“The Hydra of myBorneo”
In the Eaves & Ungained Foliage
of myBorneo I am cocksure
with a tumbling speciation.
must hereafter be
known as She
(perhaps one day She
will just get her name back.)
(But no… this ecology
of heart or mind is not quite that robust…
for if, in fact,
I am a Hydra,
should I cut from myself the enervating head,
as I surely have?)
A brilliant neon lizard—with a regrown tail of smooth oily scales
the color of bruise—
basking in a beam of light that has
passed through the gauntlet of umbra and canopy
reminds me of
For the Hydral,
it is the shearing
of the neck
that is the high point
like the brief
seizing climax of heroin:
it’s the greatest magic trick in the world
of seething magicians:
a disappearing act
of all the things she leaves behind…
(and is that white elephant we vanish from the attic
gone? or simply gone
and what resolves in the accidental
plume of dust,
what vague, telling outline?)
So I count my addictions and wonder
does everyone have this
Nowadays I want from women
transparency, but only partly.
And I have cut them all off,
one by one.
At pace with my own powers
of Regeneration & Recuperation.
The demands of an increased metabolism, naturally,
required me to muster an appetite,
which has always troubled me.
And there was surgical precision
most of the time, but in honesty
there were here and there the violent
rippings of neck from my countless
collarbones: fitful shows of strength for whom?
And it might have gone on forever,
an infinite regress of wounding and regeneration
were it not for the progress charted
in thin lines of scarification.
And as for her, I am left with necklaces
of turned and purple skin—
marks of a double trespass—
and an elephant graveyard:
a pile of loose and grey heads
severed at the shoulders;

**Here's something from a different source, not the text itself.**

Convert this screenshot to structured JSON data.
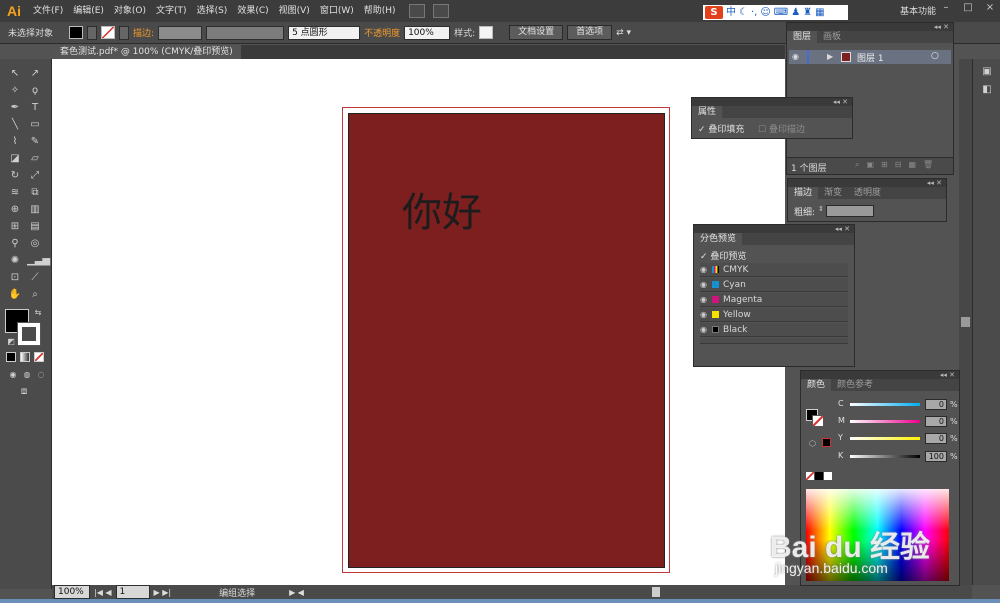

fetid serial self-portraitures
in wilting stem & flower.
Men go blind. Eyelids curled like
sleeping beagles. Knives and wine
we put them down. Aloe on our wounds.
From the road the streetlight—our only light—
interrogates panes. Lets us move on.
Like the gal I nickname Eavie—
in adolescence easygoing, in
womanhood a night without its hunters—
the men who fail her feelingly.
She sits on my front porch flexing pink knees.
For the kisses we don’t share, the stars
I can no longer see—Pegasus, North; dippers
little & big, even those who don’t have
a tale; stars men didn’t once navigate—
they’re blinking like fireflies.
Note: the old draft of this poem can be found elsewhere on how to drawn an owl
We never gorged on cake or candle smoke. Never
did you unwrap a single gift. Never wanted anything.
What you liked: fart jokes and beer. Even when fishing,
your pole tickled water with you on the bank annoyed.
Fish swam suicidally toward you anyhow. You who
never managed to let a good time linger. You who raised
me right. The times I’d rather been a bastard than your
son, I was to blame. I know that now. Now you’re gone.
One Mardi Gras after a shooting we went to Grande Cochile,
caught speckled trout three times over legal limits. No boats
for miles. Your finest moment. You felt fine the day you died.
Connived to return a faulty orange cord you bought on sale.
Undaunted you went back to grocery, bought a new extension
at the normal price. You’d get your money back, and more.
After the appointment, when you died leaving the hospital
receipt in wallet and cord bagged on the passenger seat,
you never got your chance. Now I have you wallet, the receipt,
both cords, and the van you drove after you sold your truck.
And when I wrote the poem about the time you caught
a human jaw instead of trout, no one in class believed me.
You grabbed it slimy from the line, set it drown. Still
I smell it drying on the hot gray bow. A warden came
like the reaper, snatch the bagged jaw and carried it away.
That’s where we spread you, where we caught the jaw.